|WASHINGTON, D. C.—
The U.S. Department of Energy (DOE) today announced the release of its second Carbon Sequestration Atlas of the United States and Canada, which documents more than 3,500 billion metric tons of carbon dioxide (CO2) storage potential in oil and gas reservoirs, coal seams, and saline formations. Preliminary estimates suggest the availability of more than 1,100 years of CO2 storage for the United States and Canada in these geologic formations.
"In the year since it was first published, the carbon sequestration atlas has proven to be an invaluable tool to the entire sequestration community," said Acting Assistant Secretary for Fossil Energy James Slutz. "The second edition will bolster our efforts to find environmentally sound, cost-effective methods to sequester carbon dioxide."
The primary purpose of the second edition of the atlas is to update the CO2 storage portfolio, document differences in CO2 resource and CO2 capacity, and provide updated information on the Regional Carbon Sequestration Partnerships' field activities. The updated version also provides an introduction to the sequestration process and summarizes DOE’s Carbon Sequestration Program. It presents updated information on the location of stationary CO2 emission sources, as well as the locations and storage potential of various geologic sequestration sites, and it provides information about the commercialization opportunities for carbon capture and storage technologies for each partnership.
The Office of Fossil Energy's National Energy Technology Laboratory created the initial atlas and developed it in consort with the regional carbon sequestration partnerships, as well as the National Carbon Sequestration Database and Geographical Information System (NATCARB). DOE’s Regional Carbon Sequestration Partnership program is composed of seven partnerships covering seven distinct regions in the United States and Canada.
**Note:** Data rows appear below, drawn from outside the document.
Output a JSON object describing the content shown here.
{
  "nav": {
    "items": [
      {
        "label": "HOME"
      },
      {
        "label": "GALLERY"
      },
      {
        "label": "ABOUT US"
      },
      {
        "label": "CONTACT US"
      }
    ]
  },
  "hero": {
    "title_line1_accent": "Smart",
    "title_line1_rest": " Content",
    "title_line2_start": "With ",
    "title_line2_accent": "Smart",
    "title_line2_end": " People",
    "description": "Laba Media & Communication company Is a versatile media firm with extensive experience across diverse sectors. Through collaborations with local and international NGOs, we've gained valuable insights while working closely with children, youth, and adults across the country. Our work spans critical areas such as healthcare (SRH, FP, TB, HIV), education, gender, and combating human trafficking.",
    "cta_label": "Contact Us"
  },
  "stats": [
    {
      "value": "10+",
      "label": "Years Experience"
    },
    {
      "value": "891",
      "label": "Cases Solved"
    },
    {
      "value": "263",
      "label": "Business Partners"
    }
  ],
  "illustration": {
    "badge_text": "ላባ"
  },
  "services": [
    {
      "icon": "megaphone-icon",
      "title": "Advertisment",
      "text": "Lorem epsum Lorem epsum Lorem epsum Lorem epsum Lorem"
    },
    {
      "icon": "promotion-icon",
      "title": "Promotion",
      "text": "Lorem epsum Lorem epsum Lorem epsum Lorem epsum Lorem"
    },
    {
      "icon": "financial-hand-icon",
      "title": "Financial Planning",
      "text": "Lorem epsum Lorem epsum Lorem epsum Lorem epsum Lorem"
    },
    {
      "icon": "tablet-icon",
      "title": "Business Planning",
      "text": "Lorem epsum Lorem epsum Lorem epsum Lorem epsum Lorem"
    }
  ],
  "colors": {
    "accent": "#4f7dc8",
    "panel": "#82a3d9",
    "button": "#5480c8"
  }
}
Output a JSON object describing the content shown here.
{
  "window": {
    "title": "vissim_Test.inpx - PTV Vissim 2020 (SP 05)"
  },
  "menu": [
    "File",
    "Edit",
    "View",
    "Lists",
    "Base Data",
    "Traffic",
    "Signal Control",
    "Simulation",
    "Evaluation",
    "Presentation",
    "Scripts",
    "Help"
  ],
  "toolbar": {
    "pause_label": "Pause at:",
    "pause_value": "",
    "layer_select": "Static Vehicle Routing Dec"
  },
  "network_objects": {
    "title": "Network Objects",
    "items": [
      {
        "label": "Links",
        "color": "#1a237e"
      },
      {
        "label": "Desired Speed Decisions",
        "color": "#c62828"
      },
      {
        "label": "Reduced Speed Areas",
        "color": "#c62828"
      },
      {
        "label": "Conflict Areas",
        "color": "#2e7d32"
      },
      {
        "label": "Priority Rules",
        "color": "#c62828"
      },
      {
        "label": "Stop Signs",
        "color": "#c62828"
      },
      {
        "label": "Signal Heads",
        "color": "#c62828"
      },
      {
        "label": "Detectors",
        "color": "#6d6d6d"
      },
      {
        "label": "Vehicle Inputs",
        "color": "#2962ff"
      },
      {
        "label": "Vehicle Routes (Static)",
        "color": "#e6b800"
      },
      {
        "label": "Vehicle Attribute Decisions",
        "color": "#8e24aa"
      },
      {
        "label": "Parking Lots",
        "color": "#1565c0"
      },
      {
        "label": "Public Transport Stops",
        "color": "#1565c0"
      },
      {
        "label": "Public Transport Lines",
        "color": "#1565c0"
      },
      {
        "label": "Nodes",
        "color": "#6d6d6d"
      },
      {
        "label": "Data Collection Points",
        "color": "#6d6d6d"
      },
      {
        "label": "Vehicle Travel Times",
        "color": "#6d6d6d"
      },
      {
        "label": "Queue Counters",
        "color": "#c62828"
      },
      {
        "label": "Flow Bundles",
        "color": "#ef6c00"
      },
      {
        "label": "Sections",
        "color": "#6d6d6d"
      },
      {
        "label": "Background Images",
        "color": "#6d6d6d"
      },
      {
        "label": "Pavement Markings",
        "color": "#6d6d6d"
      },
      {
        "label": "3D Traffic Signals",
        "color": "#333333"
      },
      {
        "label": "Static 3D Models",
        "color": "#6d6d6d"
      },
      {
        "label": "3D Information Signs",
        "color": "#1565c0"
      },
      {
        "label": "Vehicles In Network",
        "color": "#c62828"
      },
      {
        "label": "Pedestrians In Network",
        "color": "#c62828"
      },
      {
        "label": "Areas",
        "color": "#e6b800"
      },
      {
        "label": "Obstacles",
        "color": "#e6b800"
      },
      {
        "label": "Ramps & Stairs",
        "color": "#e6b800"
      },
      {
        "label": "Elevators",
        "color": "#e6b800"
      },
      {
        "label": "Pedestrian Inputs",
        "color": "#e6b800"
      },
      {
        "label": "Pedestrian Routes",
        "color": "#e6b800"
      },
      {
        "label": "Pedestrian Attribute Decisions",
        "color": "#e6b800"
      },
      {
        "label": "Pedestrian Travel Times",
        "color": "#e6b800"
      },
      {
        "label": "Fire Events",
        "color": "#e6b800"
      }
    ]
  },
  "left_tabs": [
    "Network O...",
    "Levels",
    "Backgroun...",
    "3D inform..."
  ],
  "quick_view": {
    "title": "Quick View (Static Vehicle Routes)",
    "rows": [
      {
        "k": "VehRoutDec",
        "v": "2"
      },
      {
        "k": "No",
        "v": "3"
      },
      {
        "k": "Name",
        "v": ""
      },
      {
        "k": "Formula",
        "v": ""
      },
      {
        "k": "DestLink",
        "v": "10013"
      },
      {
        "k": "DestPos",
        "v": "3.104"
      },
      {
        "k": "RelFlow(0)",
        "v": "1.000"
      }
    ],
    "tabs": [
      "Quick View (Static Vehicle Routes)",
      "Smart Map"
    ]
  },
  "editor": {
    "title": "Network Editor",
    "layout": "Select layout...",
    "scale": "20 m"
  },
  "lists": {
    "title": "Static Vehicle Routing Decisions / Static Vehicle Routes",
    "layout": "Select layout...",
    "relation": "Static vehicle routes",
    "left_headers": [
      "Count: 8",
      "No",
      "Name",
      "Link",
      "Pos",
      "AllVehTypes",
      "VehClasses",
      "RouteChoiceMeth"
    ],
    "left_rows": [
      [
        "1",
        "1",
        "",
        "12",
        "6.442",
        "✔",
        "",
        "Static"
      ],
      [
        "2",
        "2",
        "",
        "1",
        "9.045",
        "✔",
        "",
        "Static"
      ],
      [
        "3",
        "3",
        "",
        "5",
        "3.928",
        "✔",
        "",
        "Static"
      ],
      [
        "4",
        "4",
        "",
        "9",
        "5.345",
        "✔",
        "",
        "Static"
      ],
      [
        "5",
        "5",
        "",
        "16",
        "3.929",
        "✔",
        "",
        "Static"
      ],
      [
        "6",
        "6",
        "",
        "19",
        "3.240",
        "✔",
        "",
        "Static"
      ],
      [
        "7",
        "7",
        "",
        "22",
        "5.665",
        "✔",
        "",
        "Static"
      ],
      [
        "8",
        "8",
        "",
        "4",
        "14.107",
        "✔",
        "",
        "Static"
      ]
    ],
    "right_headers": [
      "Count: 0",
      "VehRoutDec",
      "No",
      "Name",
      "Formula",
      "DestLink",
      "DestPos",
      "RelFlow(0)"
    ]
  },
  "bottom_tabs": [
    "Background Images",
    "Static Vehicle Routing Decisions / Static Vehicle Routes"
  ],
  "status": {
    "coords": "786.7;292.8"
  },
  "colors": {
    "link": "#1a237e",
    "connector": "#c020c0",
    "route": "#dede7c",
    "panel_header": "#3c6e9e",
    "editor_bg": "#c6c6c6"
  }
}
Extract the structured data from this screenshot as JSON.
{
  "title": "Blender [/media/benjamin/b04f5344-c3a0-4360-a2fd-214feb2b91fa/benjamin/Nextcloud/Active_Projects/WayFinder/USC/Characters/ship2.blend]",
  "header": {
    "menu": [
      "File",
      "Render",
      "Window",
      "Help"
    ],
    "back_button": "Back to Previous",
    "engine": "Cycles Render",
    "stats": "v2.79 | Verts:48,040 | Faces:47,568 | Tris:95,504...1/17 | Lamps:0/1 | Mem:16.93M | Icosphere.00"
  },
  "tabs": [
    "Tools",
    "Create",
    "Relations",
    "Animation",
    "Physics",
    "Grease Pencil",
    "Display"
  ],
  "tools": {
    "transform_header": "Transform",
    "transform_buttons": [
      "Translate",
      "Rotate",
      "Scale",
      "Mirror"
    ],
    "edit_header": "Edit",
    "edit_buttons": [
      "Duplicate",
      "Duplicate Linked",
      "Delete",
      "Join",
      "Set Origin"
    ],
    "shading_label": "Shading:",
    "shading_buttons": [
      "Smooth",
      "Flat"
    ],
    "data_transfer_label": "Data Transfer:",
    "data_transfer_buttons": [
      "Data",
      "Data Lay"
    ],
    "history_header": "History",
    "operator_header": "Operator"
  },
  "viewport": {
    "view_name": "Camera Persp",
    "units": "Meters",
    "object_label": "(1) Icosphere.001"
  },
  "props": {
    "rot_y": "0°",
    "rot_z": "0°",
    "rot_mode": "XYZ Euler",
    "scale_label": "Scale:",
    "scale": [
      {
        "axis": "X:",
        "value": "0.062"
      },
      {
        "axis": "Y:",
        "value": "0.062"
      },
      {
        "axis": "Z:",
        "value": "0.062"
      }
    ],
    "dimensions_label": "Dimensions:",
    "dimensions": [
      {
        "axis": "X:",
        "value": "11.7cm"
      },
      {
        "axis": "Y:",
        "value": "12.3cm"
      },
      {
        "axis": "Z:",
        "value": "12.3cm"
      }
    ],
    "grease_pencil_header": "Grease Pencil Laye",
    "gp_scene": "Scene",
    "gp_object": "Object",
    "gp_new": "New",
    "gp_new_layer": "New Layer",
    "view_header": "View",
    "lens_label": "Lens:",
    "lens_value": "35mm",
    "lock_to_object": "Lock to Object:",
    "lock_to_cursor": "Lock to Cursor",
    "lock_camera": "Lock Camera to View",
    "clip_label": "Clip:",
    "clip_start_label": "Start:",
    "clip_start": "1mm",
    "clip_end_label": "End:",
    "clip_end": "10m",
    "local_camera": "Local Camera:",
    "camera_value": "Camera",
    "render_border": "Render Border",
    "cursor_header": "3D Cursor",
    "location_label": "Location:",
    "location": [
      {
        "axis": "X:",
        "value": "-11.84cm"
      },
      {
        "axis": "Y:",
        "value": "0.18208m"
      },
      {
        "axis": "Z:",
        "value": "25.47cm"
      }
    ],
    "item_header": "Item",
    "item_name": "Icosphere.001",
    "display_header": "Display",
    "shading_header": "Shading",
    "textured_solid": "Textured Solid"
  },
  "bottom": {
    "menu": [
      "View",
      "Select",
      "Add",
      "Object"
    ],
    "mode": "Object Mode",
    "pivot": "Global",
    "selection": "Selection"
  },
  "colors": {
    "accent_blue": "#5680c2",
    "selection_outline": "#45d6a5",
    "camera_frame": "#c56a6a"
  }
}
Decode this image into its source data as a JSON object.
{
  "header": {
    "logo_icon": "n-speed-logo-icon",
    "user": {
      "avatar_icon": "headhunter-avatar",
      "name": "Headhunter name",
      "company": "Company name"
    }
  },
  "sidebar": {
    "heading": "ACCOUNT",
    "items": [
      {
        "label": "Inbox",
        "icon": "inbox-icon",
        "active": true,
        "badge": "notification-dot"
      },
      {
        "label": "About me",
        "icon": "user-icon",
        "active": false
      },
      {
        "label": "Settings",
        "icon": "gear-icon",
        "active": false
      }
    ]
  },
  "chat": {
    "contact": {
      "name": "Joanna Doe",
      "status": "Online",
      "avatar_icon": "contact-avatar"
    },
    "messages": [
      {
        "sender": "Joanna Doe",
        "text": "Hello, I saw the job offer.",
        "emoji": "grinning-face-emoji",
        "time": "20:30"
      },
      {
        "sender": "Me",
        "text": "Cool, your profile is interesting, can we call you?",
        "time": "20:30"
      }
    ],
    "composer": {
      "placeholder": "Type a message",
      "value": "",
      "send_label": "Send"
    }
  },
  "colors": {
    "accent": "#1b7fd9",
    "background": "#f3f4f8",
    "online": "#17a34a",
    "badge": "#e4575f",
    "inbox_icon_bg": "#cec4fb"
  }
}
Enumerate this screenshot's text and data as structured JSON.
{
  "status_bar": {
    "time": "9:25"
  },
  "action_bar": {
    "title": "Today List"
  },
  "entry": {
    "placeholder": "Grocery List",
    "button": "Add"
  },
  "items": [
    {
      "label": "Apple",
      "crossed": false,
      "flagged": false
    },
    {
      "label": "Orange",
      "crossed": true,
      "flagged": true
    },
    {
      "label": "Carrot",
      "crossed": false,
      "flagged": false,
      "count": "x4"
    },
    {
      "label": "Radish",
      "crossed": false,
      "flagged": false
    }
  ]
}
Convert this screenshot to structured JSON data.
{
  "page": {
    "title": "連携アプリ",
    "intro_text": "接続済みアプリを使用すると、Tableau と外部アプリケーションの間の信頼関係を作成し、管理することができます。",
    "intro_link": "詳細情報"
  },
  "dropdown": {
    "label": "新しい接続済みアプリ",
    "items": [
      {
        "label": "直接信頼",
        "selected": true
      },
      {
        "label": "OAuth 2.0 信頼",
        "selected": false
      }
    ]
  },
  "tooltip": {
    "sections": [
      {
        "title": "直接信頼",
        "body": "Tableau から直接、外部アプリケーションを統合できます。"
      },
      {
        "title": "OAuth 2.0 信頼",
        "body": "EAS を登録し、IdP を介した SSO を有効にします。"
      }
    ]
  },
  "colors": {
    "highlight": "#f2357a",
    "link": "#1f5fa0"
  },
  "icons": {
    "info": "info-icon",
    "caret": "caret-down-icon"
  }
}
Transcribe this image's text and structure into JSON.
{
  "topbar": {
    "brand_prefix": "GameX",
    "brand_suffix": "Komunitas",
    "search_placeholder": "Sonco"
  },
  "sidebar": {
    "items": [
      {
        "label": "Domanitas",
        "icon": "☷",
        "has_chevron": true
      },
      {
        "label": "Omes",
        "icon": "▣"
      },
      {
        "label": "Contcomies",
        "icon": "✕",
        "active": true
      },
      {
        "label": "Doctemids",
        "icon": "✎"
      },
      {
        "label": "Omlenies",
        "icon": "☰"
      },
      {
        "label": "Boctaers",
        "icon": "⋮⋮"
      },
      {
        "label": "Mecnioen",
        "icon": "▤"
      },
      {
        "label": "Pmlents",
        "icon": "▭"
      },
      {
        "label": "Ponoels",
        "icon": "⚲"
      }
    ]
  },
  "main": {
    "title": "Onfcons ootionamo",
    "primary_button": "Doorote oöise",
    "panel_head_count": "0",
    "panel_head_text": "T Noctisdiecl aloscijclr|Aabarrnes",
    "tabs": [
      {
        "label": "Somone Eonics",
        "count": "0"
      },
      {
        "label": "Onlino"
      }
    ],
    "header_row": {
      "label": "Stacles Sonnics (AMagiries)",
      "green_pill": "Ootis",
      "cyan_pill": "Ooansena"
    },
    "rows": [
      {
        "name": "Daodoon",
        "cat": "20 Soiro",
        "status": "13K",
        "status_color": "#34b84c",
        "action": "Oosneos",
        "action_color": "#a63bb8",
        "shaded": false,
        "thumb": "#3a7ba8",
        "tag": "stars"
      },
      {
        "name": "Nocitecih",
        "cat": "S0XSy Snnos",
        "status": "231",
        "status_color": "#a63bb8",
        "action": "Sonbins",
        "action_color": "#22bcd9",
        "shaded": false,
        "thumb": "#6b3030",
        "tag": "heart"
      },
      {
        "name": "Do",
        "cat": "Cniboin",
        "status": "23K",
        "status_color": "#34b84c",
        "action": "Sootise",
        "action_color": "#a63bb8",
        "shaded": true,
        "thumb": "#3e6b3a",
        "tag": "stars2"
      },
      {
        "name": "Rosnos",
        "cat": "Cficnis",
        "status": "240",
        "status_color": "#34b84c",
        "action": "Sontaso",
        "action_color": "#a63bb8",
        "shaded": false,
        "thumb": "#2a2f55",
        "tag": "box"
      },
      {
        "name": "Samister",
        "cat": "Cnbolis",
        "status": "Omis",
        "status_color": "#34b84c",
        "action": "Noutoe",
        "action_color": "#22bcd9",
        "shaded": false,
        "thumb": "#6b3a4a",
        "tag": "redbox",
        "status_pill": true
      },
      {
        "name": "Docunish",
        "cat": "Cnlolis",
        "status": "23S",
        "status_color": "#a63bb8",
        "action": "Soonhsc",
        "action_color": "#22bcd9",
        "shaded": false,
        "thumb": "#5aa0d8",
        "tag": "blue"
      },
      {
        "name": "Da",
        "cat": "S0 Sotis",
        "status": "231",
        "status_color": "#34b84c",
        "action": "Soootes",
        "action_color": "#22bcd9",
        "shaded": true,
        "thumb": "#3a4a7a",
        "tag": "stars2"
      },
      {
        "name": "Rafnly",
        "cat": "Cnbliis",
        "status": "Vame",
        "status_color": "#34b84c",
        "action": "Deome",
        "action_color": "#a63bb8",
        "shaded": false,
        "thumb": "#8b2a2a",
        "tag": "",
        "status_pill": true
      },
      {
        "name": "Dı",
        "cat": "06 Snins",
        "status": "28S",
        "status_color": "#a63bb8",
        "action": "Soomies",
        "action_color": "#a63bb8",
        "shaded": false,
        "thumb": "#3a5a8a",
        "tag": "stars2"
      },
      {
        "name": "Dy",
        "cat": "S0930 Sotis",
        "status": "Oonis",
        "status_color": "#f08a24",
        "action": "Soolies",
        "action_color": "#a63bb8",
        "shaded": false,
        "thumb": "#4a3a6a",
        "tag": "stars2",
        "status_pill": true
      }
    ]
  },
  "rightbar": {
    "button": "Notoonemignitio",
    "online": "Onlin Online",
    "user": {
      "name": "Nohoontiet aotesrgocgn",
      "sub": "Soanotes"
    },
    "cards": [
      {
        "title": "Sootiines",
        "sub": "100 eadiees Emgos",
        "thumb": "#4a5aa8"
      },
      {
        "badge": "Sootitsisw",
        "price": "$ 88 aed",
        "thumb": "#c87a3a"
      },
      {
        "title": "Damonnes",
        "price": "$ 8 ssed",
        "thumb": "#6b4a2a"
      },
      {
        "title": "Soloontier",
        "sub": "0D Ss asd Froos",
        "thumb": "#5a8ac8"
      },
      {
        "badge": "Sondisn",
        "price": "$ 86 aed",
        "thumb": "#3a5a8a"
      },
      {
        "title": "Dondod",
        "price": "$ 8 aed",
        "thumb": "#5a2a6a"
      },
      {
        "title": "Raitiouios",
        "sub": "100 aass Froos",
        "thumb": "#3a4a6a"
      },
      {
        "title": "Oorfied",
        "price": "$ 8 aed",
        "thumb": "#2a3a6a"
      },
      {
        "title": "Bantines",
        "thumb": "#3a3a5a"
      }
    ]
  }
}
Together, the partnerships include more than 350 organizations, 42 U.S. states, and four Canadian provinces.
DOE has published both print and interactive editions of the atlas. The interactive version is located at the NATCARB Web site and is frequently updated. The print version is available for viewing and downloading at the NETL website.